Ask me what I’d be doing a year ago at dinner time and I could safely reply that I’d be chewing over whatever drama was going off in the Vegan YouTube community while tucking into some rice and veggies. Far from the idyllic scenes painted in Simon Amstell’s recent ‘mockumentary’ Carnage where, years into the future, veganism has gone mainstream, the 2016 online world of catfights and the Thai Fruit Festival was a far more melodramatic reality.
We all probably remember the blonde Australian Essena O’Neill’s dramatic breakdown in 2015. The Instagram star who was famous for her healthy food and pretty bikini pictures filmed herself in tears caused by the stress and pressure of her “fake” career. Quitting social media altogether, she brought attention to the fact that ‘health blogging’ might not be all that it seems.
For those in the know, the Vegan YouTube community mostly centered on eating ‘high-carb, low-fat’ food, exercising for several hours a day, and consuming lots of fruit. Bonnyrebecca, Stella Rae, Nina and Randa Nelson, and Michelle Muench of Banana Blondie108 were just a few of the super-hot women and girls that touted this ‘HCLF’ high-energy lifestyle, but the queen of that crew was undoubtedly Leanne Ratcliffe of Freelee the Banana Girl. Pioneer of eating ‘raw till 4(pm)’ and cycling, Freelee was a thirty something ex-personal trainer who had overcome eating disorders and substance abuse, and had the body of an eighteen year old. She preached that cycling up hills and relying heavily on fruit and starches for sustenance would give you this incredibly toned figure. Thousands of viewers – myself included – were sucked in.
Whilst Freelee got into court battles with Kayla Itsines for defamation, and her loose-cannon boyfriend Harley made countless troll videos on the internet, the dogmatic followers and fans of Freelee and co. got caught up in a cycle of ‘What I Eat In A Day’ videos, celeb-shaming, and an endless battle about macronutrients. I found that while I had turned to veganism in order to conquer an eating disorder, I developed a whole new obsession with food. When you go ‘high-carb’ vegan you have a surplus of energy and feel the need to move and workout for extended periods of time. When I started a job that required me to keep still and focus I found it incredibly hard for a few months to break the cycle of overeating starchy food and addictively over exercising to compensate. It wasn’t healthy to be consumed with thoughts of food at all times.
A slew of online stars have come to the same conclusion. The massive drop in food related/eating videos from the likes of Stella Rae and Nina and Randa Nelson, and Banana Blondie108’s sage advice on healthy eating show that Vegan YouTube as it once was is on the decline. NaturallyStefanie, a Scottish YouTuber famed for her fitness content, recently made a video discussing her departure from following the ‘rules’ and restrictions of the high-carb Vegan online community, and her subsequent happiness with her results just goes to show that you should eat what makes you happy.
I must stress that veganism can be fun, easy, tasty and healthy.
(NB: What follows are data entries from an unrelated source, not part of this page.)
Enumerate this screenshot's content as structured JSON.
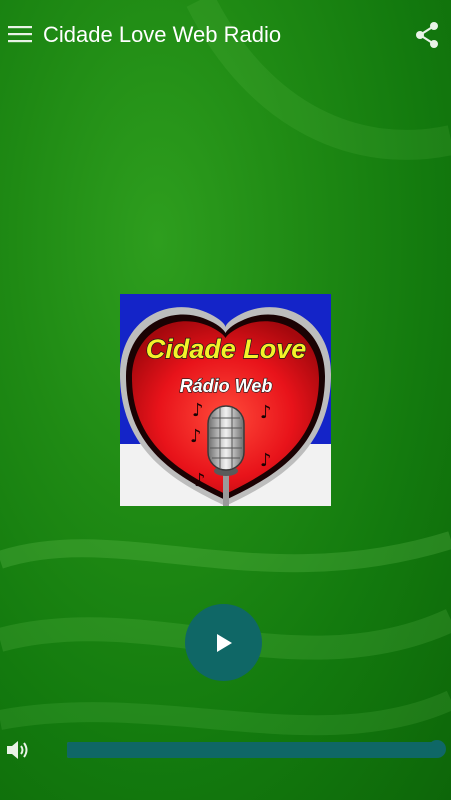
{
  "app_bar": {
    "title": "Cidade Love Web Radio",
    "menu_icon": "hamburger-menu-icon",
    "share_icon": "share-icon"
  },
  "logo": {
    "title": "Cidade Love",
    "subtitle": "Rádio Web",
    "heart_color": "#e8131a",
    "title_color": "#f4f22a"
  },
  "player": {
    "play_icon": "play-icon",
    "button_color": "#0f6766"
  },
  "volume": {
    "icon": "volume-icon",
    "level": 1.0
  },
  "colors": {
    "background": "#1f8a14",
    "accent": "#0f6766"
  }
}
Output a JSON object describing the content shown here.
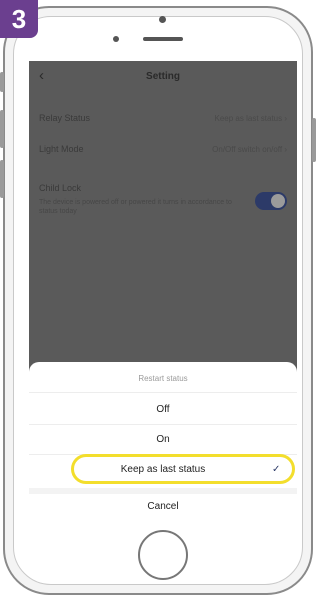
{
  "step": {
    "number": "3"
  },
  "screen": {
    "title": "Setting",
    "back_icon": "‹",
    "relay_status": {
      "label": "Relay Status",
      "value": "Keep as last status  ›"
    },
    "light_mode": {
      "label": "Light Mode",
      "value": "On/Off switch on/off  ›"
    },
    "child_lock": {
      "label": "Child Lock",
      "description": "The device is powered off or powered it turns in accordance to status today",
      "enabled": true
    }
  },
  "sheet": {
    "header": "Restart status",
    "options": [
      "Off",
      "On",
      "Keep as last status"
    ],
    "selected": "Keep as last status",
    "checkmark": "✓",
    "cancel": "Cancel"
  },
  "colors": {
    "badge": "#6b3f8f",
    "highlight": "#f3de2c",
    "toggle": "#2c3a68"
  }
}
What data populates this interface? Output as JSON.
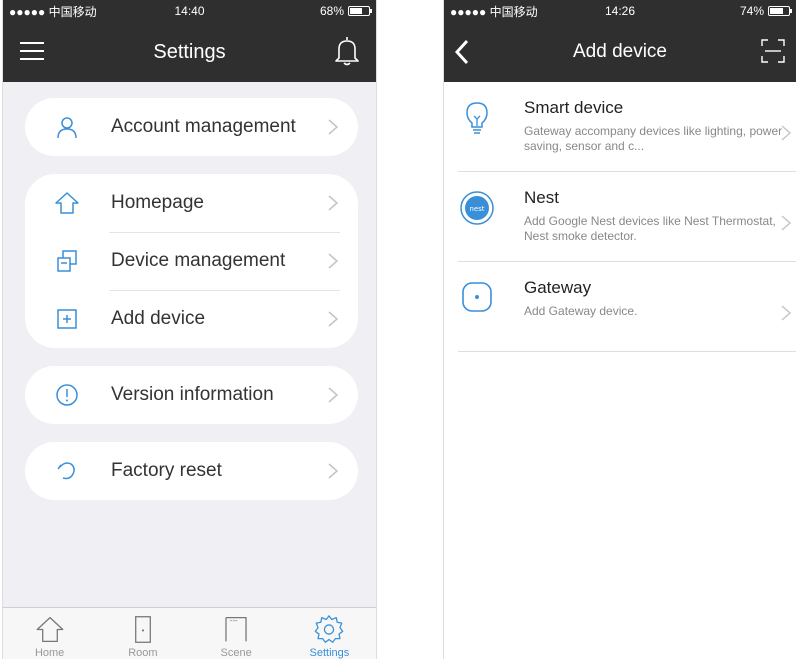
{
  "left": {
    "status": {
      "carrier": "●●●●● 中国移动",
      "time": "14:40",
      "battery": "68%",
      "battery_level": 0.68
    },
    "title": "Settings",
    "groups": [
      [
        {
          "label": "Account management",
          "icon": "person-icon"
        }
      ],
      [
        {
          "label": "Homepage",
          "icon": "house-icon"
        },
        {
          "label": "Device management",
          "icon": "devices-icon"
        },
        {
          "label": "Add device",
          "icon": "plus-box-icon"
        }
      ],
      [
        {
          "label": "Version information",
          "icon": "info-icon"
        }
      ],
      [
        {
          "label": "Factory reset",
          "icon": "reset-icon"
        }
      ]
    ],
    "tabs": [
      {
        "label": "Home",
        "icon": "house-icon",
        "active": false
      },
      {
        "label": "Room",
        "icon": "door-icon",
        "active": false
      },
      {
        "label": "Scene",
        "icon": "scene-icon",
        "active": false
      },
      {
        "label": "Settings",
        "icon": "gear-icon",
        "active": true
      }
    ]
  },
  "right": {
    "status": {
      "carrier": "●●●●● 中国移动",
      "time": "14:26",
      "battery": "74%",
      "battery_level": 0.74
    },
    "title": "Add device",
    "devices": [
      {
        "name": "Smart device",
        "desc": "Gateway accompany devices like lighting, power saving, sensor and c...",
        "icon": "bulb-icon"
      },
      {
        "name": "Nest",
        "desc": "Add Google Nest devices like Nest Thermostat, Nest smoke detector.",
        "icon": "nest-icon"
      },
      {
        "name": "Gateway",
        "desc": "Add Gateway device.",
        "icon": "gateway-icon"
      }
    ]
  },
  "colors": {
    "dark_bar": "#2f2f2f",
    "accent": "#3a8fd9",
    "background": "#efeff4"
  }
}
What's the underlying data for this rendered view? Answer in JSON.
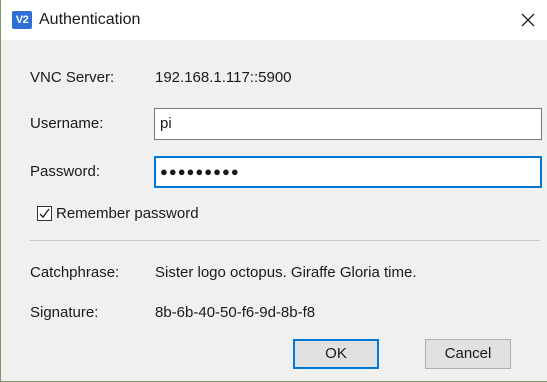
{
  "window": {
    "title": "Authentication",
    "app_icon_text": "V2",
    "accent_color": "#0078d7"
  },
  "fields": {
    "vnc_server_label": "VNC Server:",
    "vnc_server_value": "192.168.1.117::5900",
    "username_label": "Username:",
    "username_value": "pi",
    "password_label": "Password:",
    "password_value": "●●●●●●●●●"
  },
  "options": {
    "remember_label": "Remember password",
    "remember_checked": true
  },
  "info": {
    "catchphrase_label": "Catchphrase:",
    "catchphrase_value": "Sister logo octopus. Giraffe Gloria time.",
    "signature_label": "Signature:",
    "signature_value": "8b-6b-40-50-f6-9d-8b-f8"
  },
  "buttons": {
    "ok_label": "OK",
    "cancel_label": "Cancel"
  }
}
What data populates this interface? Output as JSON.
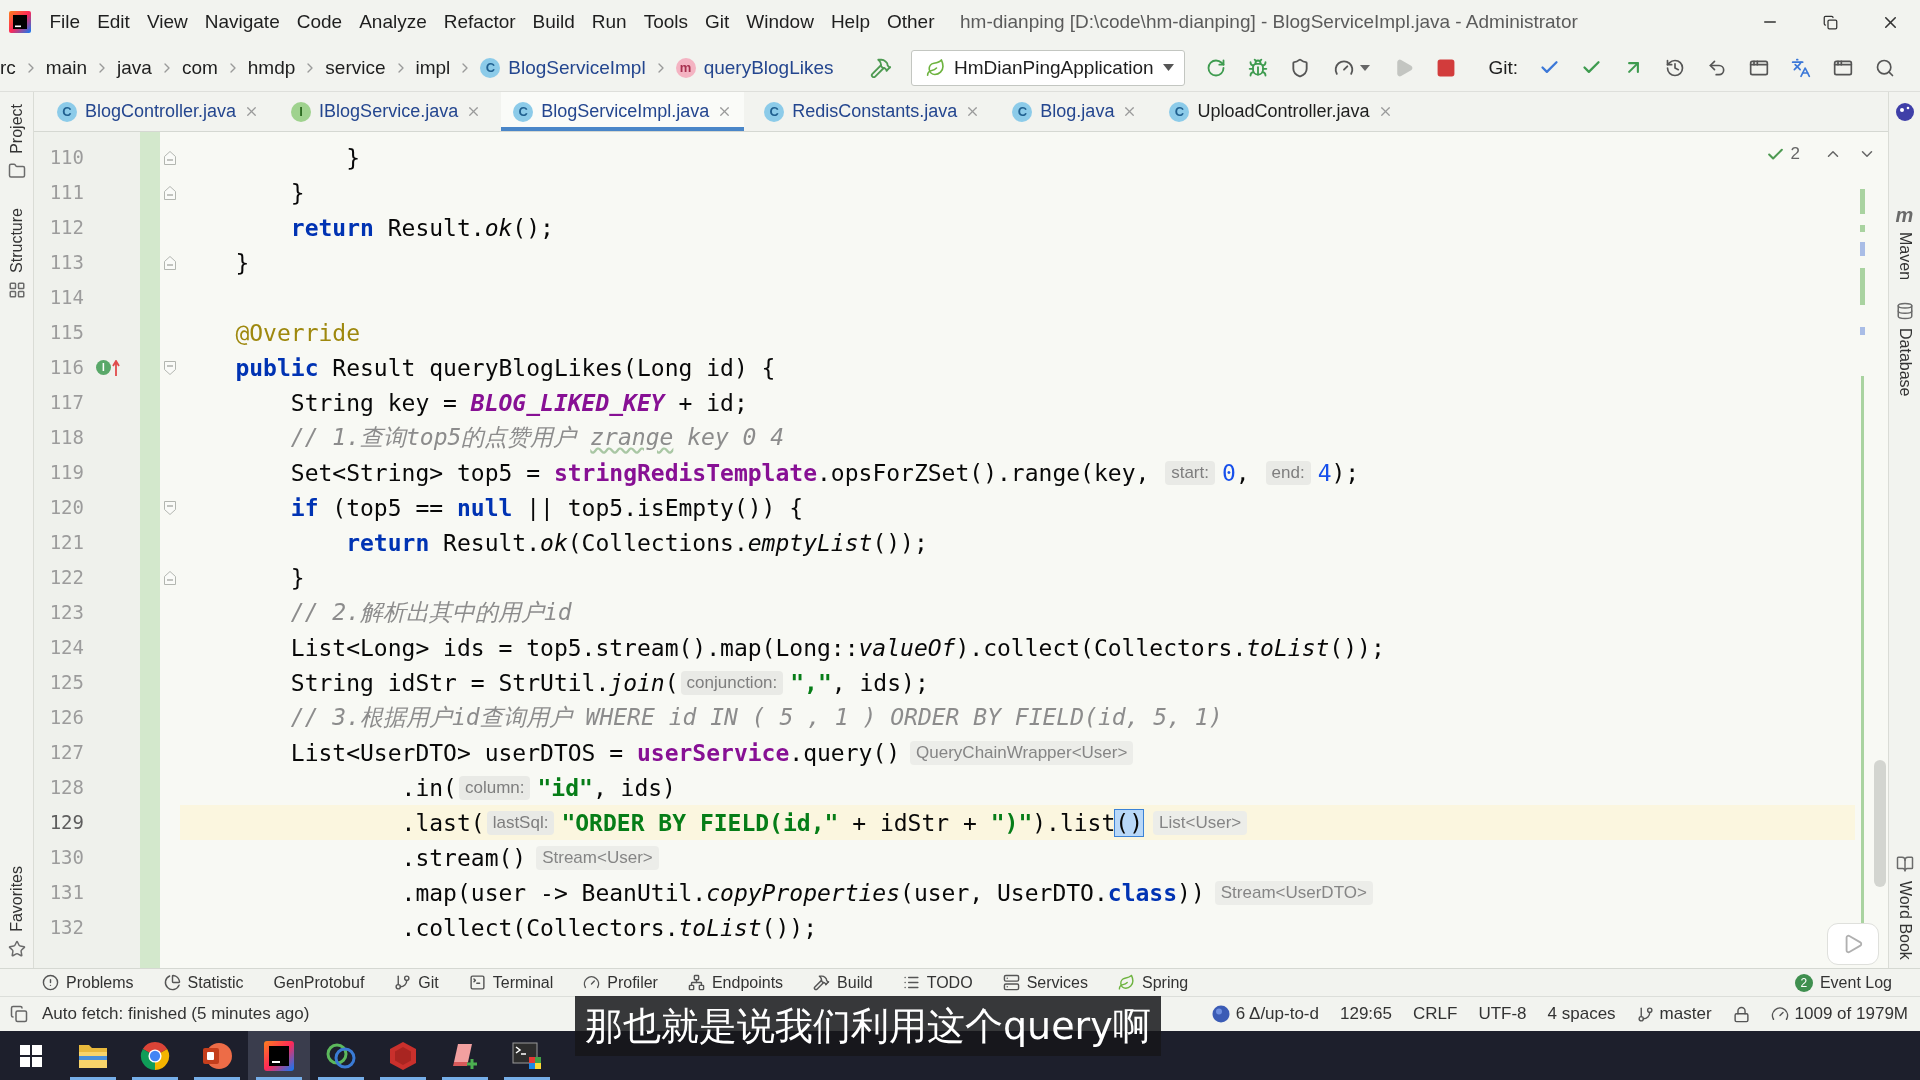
{
  "window": {
    "title": "hm-dianping [D:\\code\\hm-dianping] - BlogServiceImpl.java - Administrator",
    "menu": [
      "File",
      "Edit",
      "View",
      "Navigate",
      "Code",
      "Analyze",
      "Refactor",
      "Build",
      "Run",
      "Tools",
      "Git",
      "Window",
      "Help",
      "Other"
    ]
  },
  "navigation": {
    "breadcrumbs": [
      {
        "label": "rc",
        "kind": "folder"
      },
      {
        "label": "main",
        "kind": "folder"
      },
      {
        "label": "java",
        "kind": "folder"
      },
      {
        "label": "com",
        "kind": "folder"
      },
      {
        "label": "hmdp",
        "kind": "folder"
      },
      {
        "label": "service",
        "kind": "folder"
      },
      {
        "label": "impl",
        "kind": "folder"
      },
      {
        "label": "BlogServiceImpl",
        "kind": "class",
        "badge": "C"
      },
      {
        "label": "queryBlogLikes",
        "kind": "method",
        "badge": "m"
      }
    ],
    "run_configuration": "HmDianPingApplication",
    "run_tools": [
      {
        "kind": "rerun",
        "disabled": false
      },
      {
        "kind": "debug",
        "disabled": false
      },
      {
        "kind": "coverage",
        "disabled": false
      },
      {
        "kind": "profile",
        "disabled": false
      },
      {
        "kind": "run",
        "disabled": true
      },
      {
        "kind": "stop",
        "disabled": false
      }
    ],
    "vcs_label": "Git:"
  },
  "tabs": [
    {
      "label": "BlogController.java",
      "kind": "class",
      "badge": "C",
      "modified": true,
      "selected": false
    },
    {
      "label": "IBlogService.java",
      "kind": "interface",
      "badge": "I",
      "modified": true,
      "selected": false
    },
    {
      "label": "BlogServiceImpl.java",
      "kind": "class",
      "badge": "C",
      "modified": true,
      "selected": true
    },
    {
      "label": "RedisConstants.java",
      "kind": "class",
      "badge": "C",
      "modified": true,
      "selected": false
    },
    {
      "label": "Blog.java",
      "kind": "class",
      "badge": "C",
      "modified": true,
      "selected": false
    },
    {
      "label": "UploadController.java",
      "kind": "class",
      "badge": "C",
      "modified": false,
      "selected": false
    }
  ],
  "left_tools": {
    "top": [
      {
        "label": "Project",
        "kind": "project"
      },
      {
        "label": "Structure",
        "kind": "structure"
      }
    ],
    "bottom": [
      {
        "label": "Favorites",
        "kind": "favorites"
      }
    ]
  },
  "right_tools": {
    "top": [
      {
        "kind": "plugin"
      },
      {
        "label": "Maven",
        "kind": "maven",
        "badge": "m"
      },
      {
        "label": "Database",
        "kind": "database"
      }
    ],
    "bottom": [
      {
        "label": "Word Book",
        "kind": "wordbook"
      }
    ]
  },
  "editor": {
    "problems": "2",
    "lines": [
      {
        "number": "110",
        "fold_start": false,
        "fold_end": true,
        "current": false,
        "segments": [
          {
            "kind": "code",
            "tokens": [
              {
                "kind": "plain",
                "text": "            }"
              }
            ]
          }
        ]
      },
      {
        "number": "111",
        "fold_start": false,
        "fold_end": true,
        "current": false,
        "segments": [
          {
            "kind": "code",
            "tokens": [
              {
                "kind": "plain",
                "text": "        }"
              }
            ]
          }
        ]
      },
      {
        "number": "112",
        "fold_start": false,
        "fold_end": false,
        "current": false,
        "segments": [
          {
            "kind": "code",
            "tokens": [
              {
                "kind": "keyword",
                "text": "        return"
              },
              {
                "kind": "plain",
                "text": " Result."
              },
              {
                "kind": "static",
                "text": "ok"
              },
              {
                "kind": "plain",
                "text": "();"
              }
            ]
          }
        ]
      },
      {
        "number": "113",
        "fold_start": false,
        "fold_end": true,
        "current": false,
        "segments": [
          {
            "kind": "code",
            "tokens": [
              {
                "kind": "plain",
                "text": "    }"
              }
            ]
          }
        ]
      },
      {
        "number": "114",
        "fold_start": false,
        "fold_end": false,
        "current": false
      },
      {
        "number": "115",
        "fold_start": false,
        "fold_end": false,
        "current": false,
        "segments": [
          {
            "kind": "code",
            "tokens": [
              {
                "kind": "annotation",
                "text": "    @Override"
              }
            ]
          }
        ]
      },
      {
        "number": "116",
        "fold_start": true,
        "fold_end": false,
        "current": false,
        "gutter_badge": "I",
        "segments": [
          {
            "kind": "code",
            "tokens": [
              {
                "kind": "keyword",
                "text": "    public"
              },
              {
                "kind": "plain",
                "text": " Result queryBlogLikes(Long id) {"
              }
            ]
          }
        ]
      },
      {
        "number": "117",
        "fold_start": false,
        "fold_end": false,
        "current": false,
        "segments": [
          {
            "kind": "code",
            "tokens": [
              {
                "kind": "plain",
                "text": "        String key = "
              },
              {
                "kind": "constant",
                "text": "BLOG_LIKED_KEY"
              },
              {
                "kind": "plain",
                "text": " + id;"
              }
            ]
          }
        ]
      },
      {
        "number": "118",
        "fold_start": false,
        "fold_end": false,
        "current": false,
        "segments": [
          {
            "kind": "code",
            "tokens": [
              {
                "kind": "comment",
                "text": "        // 1.查询top5的点赞用户 "
              },
              {
                "kind": "typo",
                "text": "zrange"
              },
              {
                "kind": "comment",
                "text": " key 0 4"
              }
            ]
          }
        ]
      },
      {
        "number": "119",
        "fold_start": false,
        "fold_end": false,
        "current": false,
        "segments": [
          {
            "kind": "code",
            "tokens": [
              {
                "kind": "plain",
                "text": "        Set<String> top5 = "
              },
              {
                "kind": "field",
                "text": "stringRedisTemplate"
              },
              {
                "kind": "plain",
                "text": ".opsForZSet().range(key, "
              }
            ]
          },
          {
            "kind": "hint",
            "text": "start:"
          },
          {
            "kind": "code",
            "tokens": [
              {
                "kind": "number",
                "text": "0"
              },
              {
                "kind": "plain",
                "text": ", "
              }
            ]
          },
          {
            "kind": "hint",
            "text": "end:"
          },
          {
            "kind": "code",
            "tokens": [
              {
                "kind": "number",
                "text": "4"
              },
              {
                "kind": "plain",
                "text": ");"
              }
            ]
          }
        ]
      },
      {
        "number": "120",
        "fold_start": true,
        "fold_end": false,
        "current": false,
        "segments": [
          {
            "kind": "code",
            "tokens": [
              {
                "kind": "keyword",
                "text": "        if"
              },
              {
                "kind": "plain",
                "text": " (top5 == "
              },
              {
                "kind": "keyword",
                "text": "null"
              },
              {
                "kind": "plain",
                "text": " || top5.isEmpty()) {"
              }
            ]
          }
        ]
      },
      {
        "number": "121",
        "fold_start": false,
        "fold_end": false,
        "current": false,
        "segments": [
          {
            "kind": "code",
            "tokens": [
              {
                "kind": "keyword",
                "text": "            return"
              },
              {
                "kind": "plain",
                "text": " Result."
              },
              {
                "kind": "static",
                "text": "ok"
              },
              {
                "kind": "plain",
                "text": "(Collections."
              },
              {
                "kind": "static",
                "text": "emptyList"
              },
              {
                "kind": "plain",
                "text": "());"
              }
            ]
          }
        ]
      },
      {
        "number": "122",
        "fold_start": false,
        "fold_end": true,
        "current": false,
        "segments": [
          {
            "kind": "code",
            "tokens": [
              {
                "kind": "plain",
                "text": "        }"
              }
            ]
          }
        ]
      },
      {
        "number": "123",
        "fold_start": false,
        "fold_end": false,
        "current": false,
        "segments": [
          {
            "kind": "code",
            "tokens": [
              {
                "kind": "comment",
                "text": "        // 2.解析出其中的用户id"
              }
            ]
          }
        ]
      },
      {
        "number": "124",
        "fold_start": false,
        "fold_end": false,
        "current": false,
        "segments": [
          {
            "kind": "code",
            "tokens": [
              {
                "kind": "plain",
                "text": "        List<Long> ids = top5.stream().map(Long::"
              },
              {
                "kind": "static",
                "text": "valueOf"
              },
              {
                "kind": "plain",
                "text": ").collect(Collectors."
              },
              {
                "kind": "static",
                "text": "toList"
              },
              {
                "kind": "plain",
                "text": "());"
              }
            ]
          }
        ]
      },
      {
        "number": "125",
        "fold_start": false,
        "fold_end": false,
        "current": false,
        "segments": [
          {
            "kind": "code",
            "tokens": [
              {
                "kind": "plain",
                "text": "        String idStr = StrUtil."
              },
              {
                "kind": "static",
                "text": "join"
              },
              {
                "kind": "plain",
                "text": "("
              }
            ]
          },
          {
            "kind": "hint",
            "text": "conjunction:"
          },
          {
            "kind": "code",
            "tokens": [
              {
                "kind": "string",
                "text": "\",\""
              },
              {
                "kind": "plain",
                "text": ", ids);"
              }
            ]
          }
        ]
      },
      {
        "number": "126",
        "fold_start": false,
        "fold_end": false,
        "current": false,
        "segments": [
          {
            "kind": "code",
            "tokens": [
              {
                "kind": "comment",
                "text": "        // 3.根据用户id查询用户 WHERE id IN ( 5 , 1 ) ORDER BY FIELD(id, 5, 1)"
              }
            ]
          }
        ]
      },
      {
        "number": "127",
        "fold_start": false,
        "fold_end": false,
        "current": false,
        "segments": [
          {
            "kind": "code",
            "tokens": [
              {
                "kind": "plain",
                "text": "        List<UserDTO> userDTOS = "
              },
              {
                "kind": "field",
                "text": "userService"
              },
              {
                "kind": "plain",
                "text": ".query()"
              }
            ]
          },
          {
            "kind": "type_hint",
            "text": "QueryChainWrapper<User>"
          }
        ]
      },
      {
        "number": "128",
        "fold_start": false,
        "fold_end": false,
        "current": false,
        "segments": [
          {
            "kind": "code",
            "tokens": [
              {
                "kind": "plain",
                "text": "                .in("
              }
            ]
          },
          {
            "kind": "hint",
            "text": "column:"
          },
          {
            "kind": "code",
            "tokens": [
              {
                "kind": "string",
                "text": "\"id\""
              },
              {
                "kind": "plain",
                "text": ", ids)"
              }
            ]
          }
        ]
      },
      {
        "number": "129",
        "fold_start": false,
        "fold_end": false,
        "current": true,
        "segments": [
          {
            "kind": "code",
            "tokens": [
              {
                "kind": "plain",
                "text": "                .last("
              }
            ]
          },
          {
            "kind": "hint",
            "text": "lastSql:"
          },
          {
            "kind": "code",
            "tokens": [
              {
                "kind": "string",
                "text": "\"ORDER BY FIELD(id,\""
              },
              {
                "kind": "plain",
                "text": " + idStr + "
              },
              {
                "kind": "string",
                "text": "\")\""
              },
              {
                "kind": "plain",
                "text": ").list"
              },
              {
                "kind": "match",
                "text": "()"
              }
            ]
          },
          {
            "kind": "type_hint",
            "text": "List<User>"
          }
        ]
      },
      {
        "number": "130",
        "fold_start": false,
        "fold_end": false,
        "current": false,
        "segments": [
          {
            "kind": "code",
            "tokens": [
              {
                "kind": "plain",
                "text": "                .stream()"
              }
            ]
          },
          {
            "kind": "type_hint",
            "text": "Stream<User>"
          }
        ]
      },
      {
        "number": "131",
        "fold_start": false,
        "fold_end": false,
        "current": false,
        "segments": [
          {
            "kind": "code",
            "tokens": [
              {
                "kind": "plain",
                "text": "                .map(user -> BeanUtil."
              },
              {
                "kind": "static",
                "text": "copyProperties"
              },
              {
                "kind": "plain",
                "text": "(user, UserDTO."
              },
              {
                "kind": "keyword",
                "text": "class"
              },
              {
                "kind": "plain",
                "text": "))"
              }
            ]
          },
          {
            "kind": "type_hint",
            "text": "Stream<UserDTO>"
          }
        ]
      },
      {
        "number": "132",
        "fold_start": false,
        "fold_end": false,
        "current": false,
        "segments": [
          {
            "kind": "code",
            "tokens": [
              {
                "kind": "plain",
                "text": "                .collect(Collectors."
              },
              {
                "kind": "static",
                "text": "toList"
              },
              {
                "kind": "plain",
                "text": "());"
              }
            ]
          }
        ]
      }
    ]
  },
  "tool_windows": [
    {
      "label": "Problems",
      "kind": "problems"
    },
    {
      "label": "Statistic",
      "kind": "statistic"
    },
    {
      "label": "GenProtobuf",
      "kind": "plain"
    },
    {
      "label": "Git",
      "kind": "git"
    },
    {
      "label": "Terminal",
      "kind": "terminal"
    },
    {
      "label": "Profiler",
      "kind": "profiler"
    },
    {
      "label": "Endpoints",
      "kind": "endpoints"
    },
    {
      "label": "Build",
      "kind": "build"
    },
    {
      "label": "TODO",
      "kind": "todo"
    },
    {
      "label": "Services",
      "kind": "services"
    },
    {
      "label": "Spring",
      "kind": "spring"
    }
  ],
  "event_log": {
    "label": "Event Log",
    "count": "2"
  },
  "status_bar": {
    "message": "Auto fetch: finished (5 minutes ago)",
    "items": [
      {
        "kind": "vcs",
        "text": "6 Δ/up-to-d"
      },
      {
        "kind": "text",
        "text": "129:65"
      },
      {
        "kind": "text",
        "text": "CRLF"
      },
      {
        "kind": "text",
        "text": "UTF-8"
      },
      {
        "kind": "text",
        "text": "4 spaces"
      },
      {
        "kind": "branch",
        "text": "master"
      },
      {
        "kind": "lock"
      },
      {
        "kind": "memory",
        "text": "1009 of 1979M"
      }
    ]
  },
  "taskbar": {
    "apps": [
      {
        "kind": "folder",
        "running": true,
        "selected": false
      },
      {
        "kind": "browser",
        "running": true,
        "selected": false
      },
      {
        "kind": "slides",
        "running": true,
        "selected": false
      },
      {
        "kind": "ide",
        "running": true,
        "selected": true
      },
      {
        "kind": "rings",
        "running": true,
        "selected": false
      },
      {
        "kind": "hexagon",
        "running": true,
        "selected": false
      },
      {
        "kind": "eraser",
        "running": true,
        "selected": false
      },
      {
        "kind": "terminal",
        "running": true,
        "selected": false
      }
    ]
  },
  "subtitle": "那也就是说我们利用这个query啊"
}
Like Mika Francis, the influencer behind Wild Daze also known for discussing her vegan diet, I’ve stopped listening to the rules and just eaten what feels right and good for me. Since letting go of my favourite food-based content online, I feel healthier, happier, and more importantly I’ve learned to eat good food in the right amount.
Vegan YouTube may be on its last legs, with entertainers making the move towards creative and lifestyle content for the sake of their channels, but I think that this can only be a good thing. At the end of the day, food is just fuel to live your life and obsessing over it just gets in the way of living right.
Words: India Alicia
The UK's first Career & Lifestyle Magazine for women in the Creative and Media industries.